**WHAT IS NEEDED:** Output all records exactly.

Records from a collection:
────
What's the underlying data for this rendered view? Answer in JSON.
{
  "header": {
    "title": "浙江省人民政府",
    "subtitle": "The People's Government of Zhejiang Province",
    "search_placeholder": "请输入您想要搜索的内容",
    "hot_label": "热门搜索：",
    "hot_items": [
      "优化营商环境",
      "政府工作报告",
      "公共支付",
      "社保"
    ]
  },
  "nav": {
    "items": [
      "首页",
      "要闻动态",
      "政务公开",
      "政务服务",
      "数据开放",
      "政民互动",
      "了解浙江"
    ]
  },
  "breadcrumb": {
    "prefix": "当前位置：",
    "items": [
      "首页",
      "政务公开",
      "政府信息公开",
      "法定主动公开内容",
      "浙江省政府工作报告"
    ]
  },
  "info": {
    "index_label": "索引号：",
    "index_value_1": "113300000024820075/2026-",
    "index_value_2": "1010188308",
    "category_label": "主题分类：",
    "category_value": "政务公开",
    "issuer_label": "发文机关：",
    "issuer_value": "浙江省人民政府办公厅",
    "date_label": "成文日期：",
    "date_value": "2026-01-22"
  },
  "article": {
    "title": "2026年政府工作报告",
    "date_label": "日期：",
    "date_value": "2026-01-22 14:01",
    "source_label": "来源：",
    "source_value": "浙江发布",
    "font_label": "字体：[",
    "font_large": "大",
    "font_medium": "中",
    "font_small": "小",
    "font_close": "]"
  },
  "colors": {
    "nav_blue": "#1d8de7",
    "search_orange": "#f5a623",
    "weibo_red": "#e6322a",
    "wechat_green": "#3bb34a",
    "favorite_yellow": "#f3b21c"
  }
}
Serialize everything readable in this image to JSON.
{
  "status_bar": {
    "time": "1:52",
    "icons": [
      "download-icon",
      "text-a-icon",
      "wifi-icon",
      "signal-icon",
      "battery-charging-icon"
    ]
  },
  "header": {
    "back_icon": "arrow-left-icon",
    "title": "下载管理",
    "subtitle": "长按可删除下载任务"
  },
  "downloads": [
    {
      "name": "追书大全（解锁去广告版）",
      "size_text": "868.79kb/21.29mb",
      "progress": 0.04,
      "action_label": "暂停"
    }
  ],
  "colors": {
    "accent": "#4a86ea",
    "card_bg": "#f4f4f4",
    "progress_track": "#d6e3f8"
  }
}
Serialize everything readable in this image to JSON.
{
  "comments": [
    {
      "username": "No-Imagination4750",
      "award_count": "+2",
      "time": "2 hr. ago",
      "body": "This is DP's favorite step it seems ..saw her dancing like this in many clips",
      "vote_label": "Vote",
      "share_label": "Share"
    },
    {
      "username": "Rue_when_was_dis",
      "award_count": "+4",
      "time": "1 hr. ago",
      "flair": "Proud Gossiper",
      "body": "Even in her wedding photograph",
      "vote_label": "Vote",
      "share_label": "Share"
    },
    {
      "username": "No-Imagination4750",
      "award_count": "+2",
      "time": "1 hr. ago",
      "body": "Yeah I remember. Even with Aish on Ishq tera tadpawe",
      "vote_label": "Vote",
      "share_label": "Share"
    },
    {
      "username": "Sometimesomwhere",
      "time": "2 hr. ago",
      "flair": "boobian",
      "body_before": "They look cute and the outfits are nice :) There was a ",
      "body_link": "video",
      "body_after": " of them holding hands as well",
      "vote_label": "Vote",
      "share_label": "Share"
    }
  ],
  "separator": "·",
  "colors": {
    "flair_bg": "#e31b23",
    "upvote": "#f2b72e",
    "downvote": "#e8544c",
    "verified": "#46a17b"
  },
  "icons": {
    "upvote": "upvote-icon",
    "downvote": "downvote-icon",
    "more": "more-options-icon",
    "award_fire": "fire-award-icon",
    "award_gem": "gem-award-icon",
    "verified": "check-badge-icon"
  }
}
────
**ANSWER TO THIS PROBLEM:**
What's the underlying data for this rendered view? Answer in JSON.
{
  "header": {
    "title": "浙江省人民政府",
    "subtitle": "The People's Government of Zhejiang Province",
    "search_placeholder": "请输入您想要搜索的内容",
    "hot_label": "热门搜索：",
    "hot_items": [
      "优化营商环境",
      "政府工作报告",
      "公共支付",
      "社保"
    ]
  },
  "nav": {
    "items": [
      "首页",
      "要闻动态",
      "政务公开",
      "政务服务",
      "数据开放",
      "政民互动",
      "了解浙江"
    ]
  },
  "breadcrumb": {
    "prefix": "当前位置：",
    "items": [
      "首页",
      "政务公开",
      "政府信息公开",
      "法定主动公开内容",
      "浙江省政府工作报告"
    ]
  },
  "info": {
    "index_label": "索引号：",
    "index_value_1": "113300000024820075/2026-",
    "index_value_2": "1010188308",
    "category_label": "主题分类：",
    "category_value": "政务公开",
    "issuer_label": "发文机关：",
    "issuer_value": "浙江省人民政府办公厅",
    "date_label": "成文日期：",
    "date_value": "2026-01-22"
  },
  "article": {
    "title": "2026年政府工作报告",
    "date_label": "日期：",
    "date_value": "2026-01-22 14:01",
    "source_label": "来源：",
    "source_value": "浙江发布",
    "font_label": "字体：[",
    "font_large": "大",
    "font_medium": "中",
    "font_small": "小",
    "font_close": "]"
  },
  "colors": {
    "nav_blue": "#1d8de7",
    "search_orange": "#f5a623",
    "weibo_red": "#e6322a",
    "wechat_green": "#3bb34a",
    "favorite_yellow": "#f3b21c"
  }
}
Serialize everything readable in this image to JSON.
{
  "status_bar": {
    "time": "1:52",
    "icons": [
      "download-icon",
      "text-a-icon",
      "wifi-icon",
      "signal-icon",
      "battery-charging-icon"
    ]
  },
  "header": {
    "back_icon": "arrow-left-icon",
    "title": "下载管理",
    "subtitle": "长按可删除下载任务"
  },
  "downloads": [
    {
      "name": "追书大全（解锁去广告版）",
      "size_text": "868.79kb/21.29mb",
      "progress": 0.04,
      "action_label": "暂停"
    }
  ],
  "colors": {
    "accent": "#4a86ea",
    "card_bg": "#f4f4f4",
    "progress_track": "#d6e3f8"
  }
}
Serialize everything readable in this image to JSON.
{
  "comments": [
    {
      "username": "No-Imagination4750",
      "award_count": "+2",
      "time": "2 hr. ago",
      "body": "This is DP's favorite step it seems ..saw her dancing like this in many clips",
      "vote_label": "Vote",
      "share_label": "Share"
    },
    {
      "username": "Rue_when_was_dis",
      "award_count": "+4",
      "time": "1 hr. ago",
      "flair": "Proud Gossiper",
      "body": "Even in her wedding photograph",
      "vote_label": "Vote",
      "share_label": "Share"
    },
    {
      "username": "No-Imagination4750",
      "award_count": "+2",
      "time": "1 hr. ago",
      "body": "Yeah I remember. Even with Aish on Ishq tera tadpawe",
      "vote_label": "Vote",
      "share_label": "Share"
    },
    {
      "username": "Sometimesomwhere",
      "time": "2 hr. ago",
      "flair": "boobian",
      "body_before": "They look cute and the outfits are nice :) There was a ",
      "body_link": "video",
      "body_after": " of them holding hands as well",
      "vote_label": "Vote",
      "share_label": "Share"
    }
  ],
  "separator": "·",
  "colors": {
    "flair_bg": "#e31b23",
    "upvote": "#f2b72e",
    "downvote": "#e8544c",
    "verified": "#46a17b"
  },
  "icons": {
    "upvote": "upvote-icon",
    "downvote": "downvote-icon",
    "more": "more-options-icon",
    "award_fire": "fire-award-icon",
    "award_gem": "gem-award-icon",
    "verified": "check-badge-icon"
  }
}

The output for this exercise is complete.